Twenty-four-hour-old lambs rely more on maternal behavior than on the learning of
individual characteristics to discriminate between their own and an alien mother.
Terrazas A(1), Nowak R, Serafín N, Ferreira G, Lévy F, Poindron P.
(1)Centro de Neurobiologia, UNAM, AP 1-141 Querétaro, 76001 QRO. México.
Lambs can discriminate their own mother from an alien dam on the first day of
life, suggesting the recognition of individual physical characteristics of the
mother. Alternatively, their choice may depend on behavioral differences existing
between the ewes because of their maternal selectivity. To clarify this, the
ability of 24-hr-old lambs to discriminate between their own and an alien mother,
that were either intact and accept only their own lamb at nursing (i.e.,
selective, n = 19) or anosmic, which nurse indiscriminately alien lambs as well
as their own (i.e., nonselective, n = 24), was assessed by a 5-min, two-choice
test. With intact dams, lambs spent significantly more time next to their own
mother whereas this was not so in the presence of anosmic dams. Furthermore, in

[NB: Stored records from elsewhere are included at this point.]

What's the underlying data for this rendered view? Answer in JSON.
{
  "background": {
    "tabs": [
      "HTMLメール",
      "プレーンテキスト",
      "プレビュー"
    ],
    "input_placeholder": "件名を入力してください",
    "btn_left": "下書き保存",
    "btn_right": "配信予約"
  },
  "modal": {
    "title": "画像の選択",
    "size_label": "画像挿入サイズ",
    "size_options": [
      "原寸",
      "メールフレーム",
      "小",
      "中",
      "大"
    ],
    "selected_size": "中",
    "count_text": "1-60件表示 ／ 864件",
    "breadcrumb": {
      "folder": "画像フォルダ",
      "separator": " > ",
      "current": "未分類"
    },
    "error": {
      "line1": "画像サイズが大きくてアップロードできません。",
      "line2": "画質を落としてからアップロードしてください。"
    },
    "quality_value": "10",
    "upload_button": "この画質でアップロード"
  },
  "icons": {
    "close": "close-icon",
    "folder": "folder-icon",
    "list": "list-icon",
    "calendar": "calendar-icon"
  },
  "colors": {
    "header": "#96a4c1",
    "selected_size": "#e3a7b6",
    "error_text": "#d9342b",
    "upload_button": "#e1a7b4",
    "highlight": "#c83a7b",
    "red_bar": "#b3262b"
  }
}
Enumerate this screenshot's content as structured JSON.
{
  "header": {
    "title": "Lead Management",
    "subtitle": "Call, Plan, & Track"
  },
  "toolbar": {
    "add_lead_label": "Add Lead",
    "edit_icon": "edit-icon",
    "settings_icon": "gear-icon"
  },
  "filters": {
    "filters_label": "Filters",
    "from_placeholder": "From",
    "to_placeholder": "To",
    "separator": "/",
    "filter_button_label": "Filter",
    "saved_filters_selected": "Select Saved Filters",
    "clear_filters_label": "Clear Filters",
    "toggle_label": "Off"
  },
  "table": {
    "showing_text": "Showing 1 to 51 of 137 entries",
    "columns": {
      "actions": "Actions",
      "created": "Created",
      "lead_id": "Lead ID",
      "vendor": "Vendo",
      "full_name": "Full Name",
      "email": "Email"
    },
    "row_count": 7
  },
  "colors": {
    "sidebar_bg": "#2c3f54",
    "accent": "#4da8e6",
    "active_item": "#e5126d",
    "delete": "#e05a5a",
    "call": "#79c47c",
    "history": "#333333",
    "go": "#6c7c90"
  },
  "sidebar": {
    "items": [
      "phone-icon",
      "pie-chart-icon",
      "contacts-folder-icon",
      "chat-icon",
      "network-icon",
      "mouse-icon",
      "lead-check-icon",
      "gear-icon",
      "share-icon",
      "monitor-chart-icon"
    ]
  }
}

the intact group, the vocal activity by their own mother differed from that by
the alien dam while this was not so in anosmic ewes. We conclude that 24-hr-old
lambs rely more on the behavior of the ewes to select their dam than on their
individual physical characteristics.
Copyright 2002 Wiley Periodicals, Inc.
PMID: 12115297 [Indexed for MEDLINE]